* **What you have to do**
Skip the images and return the records below exactly.

* **Records supplied**
▼▼▼

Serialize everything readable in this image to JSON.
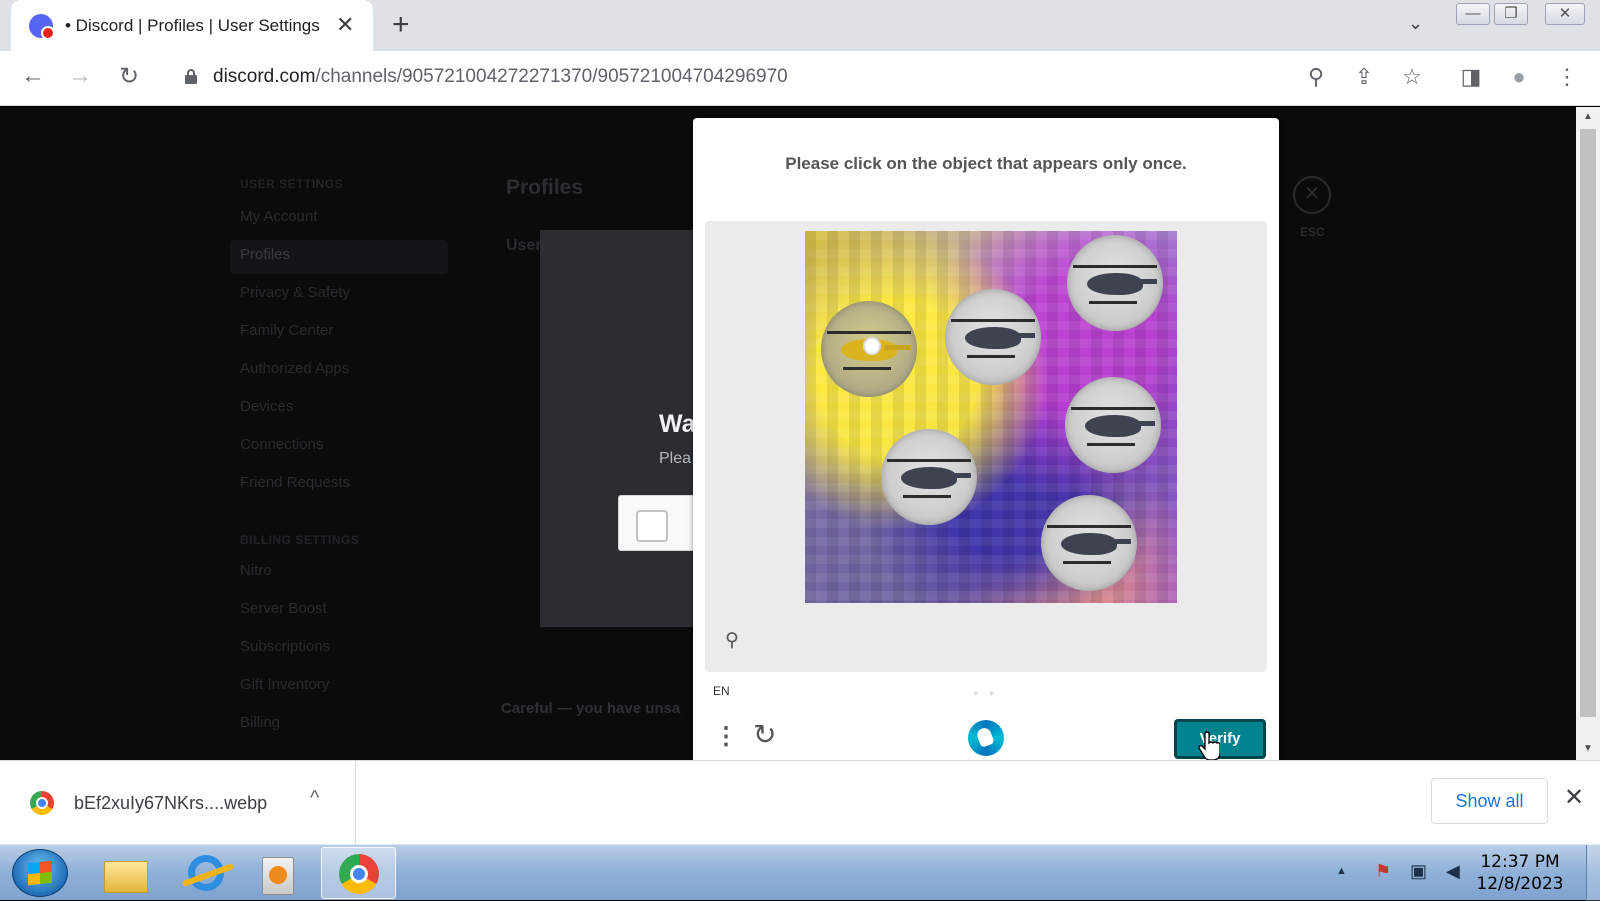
{
  "browser": {
    "tab_title": "• Discord | Profiles | User Settings",
    "tab_close": "✕",
    "new_tab": "+",
    "tab_search": "⌄",
    "window_minimize": "—",
    "window_restore": "❐",
    "window_close": "✕",
    "url_host": "discord.com",
    "url_path": "/channels/905721004272271370/905721004704296970",
    "nav": {
      "back": "←",
      "forward": "→",
      "reload": "↻"
    },
    "toolbar_icons": {
      "zoom": "⚲",
      "share": "⇪",
      "bookmark": "☆",
      "sidepanel": "◨",
      "profile": "●",
      "menu": "⋮"
    }
  },
  "discord": {
    "sidebar": {
      "user_settings_header": "USER SETTINGS",
      "items": [
        "My Account",
        "Profiles",
        "Privacy & Safety",
        "Family Center",
        "Authorized Apps",
        "Devices",
        "Connections",
        "Friend Requests"
      ],
      "billing_header": "BILLING SETTINGS",
      "billing_items": [
        "Nitro",
        "Server Boost",
        "Subscriptions",
        "Gift Inventory",
        "Billing"
      ]
    },
    "content_title": "Profiles",
    "tab_partial": "User",
    "modal_title_partial": "Wa",
    "modal_sub_partial": "Plea",
    "careful_text": "Careful — you have unsa",
    "esc_label": "ESC",
    "esc_symbol": "✕"
  },
  "captcha": {
    "prompt": "Please click on the object that appears only once.",
    "language": "EN",
    "pager": "● ●",
    "verify_label": "Verify",
    "menu_icon": "⋮",
    "refresh_icon": "↻",
    "zoom_icon": "⚲"
  },
  "downloads": {
    "file_name": "bEf2xuIy67NKrs....webp",
    "chevron": "^",
    "show_all_label": "Show all",
    "close": "✕"
  },
  "taskbar": {
    "time": "12:37 PM",
    "date": "12/8/2023",
    "tray_up": "▲",
    "tray_flag": "⚑",
    "tray_network": "▣",
    "tray_volume": "◀"
  }
}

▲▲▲

* **Response to this exercise**
Serialize everything readable in this image to JSON.
{
  "browser": {
    "tab_title": "• Discord | Profiles | User Settings",
    "tab_close": "✕",
    "new_tab": "+",
    "tab_search": "⌄",
    "window_minimize": "—",
    "window_restore": "❐",
    "window_close": "✕",
    "url_host": "discord.com",
    "url_path": "/channels/905721004272271370/905721004704296970",
    "nav": {
      "back": "←",
      "forward": "→",
      "reload": "↻"
    },
    "toolbar_icons": {
      "zoom": "⚲",
      "share": "⇪",
      "bookmark": "☆",
      "sidepanel": "◨",
      "profile": "●",
      "menu": "⋮"
    }
  },
  "discord": {
    "sidebar": {
      "user_settings_header": "USER SETTINGS",
      "items": [
        "My Account",
        "Profiles",
        "Privacy & Safety",
        "Family Center",
        "Authorized Apps",
        "Devices",
        "Connections",
        "Friend Requests"
      ],
      "billing_header": "BILLING SETTINGS",
      "billing_items": [
        "Nitro",
        "Server Boost",
        "Subscriptions",
        "Gift Inventory",
        "Billing"
      ]
    },
    "content_title": "Profiles",
    "tab_partial": "User",
    "modal_title_partial": "Wa",
    "modal_sub_partial": "Plea",
    "careful_text": "Careful — you have unsa",
    "esc_label": "ESC",
    "esc_symbol": "✕"
  },
  "captcha": {
    "prompt": "Please click on the object that appears only once.",
    "language": "EN",
    "pager": "● ●",
    "verify_label": "Verify",
    "menu_icon": "⋮",
    "refresh_icon": "↻",
    "zoom_icon": "⚲"
  },
  "downloads": {
    "file_name": "bEf2xuIy67NKrs....webp",
    "chevron": "^",
    "show_all_label": "Show all",
    "close": "✕"
  },
  "taskbar": {
    "time": "12:37 PM",
    "date": "12/8/2023",
    "tray_up": "▲",
    "tray_flag": "⚑",
    "tray_network": "▣",
    "tray_volume": "◀"
  }
}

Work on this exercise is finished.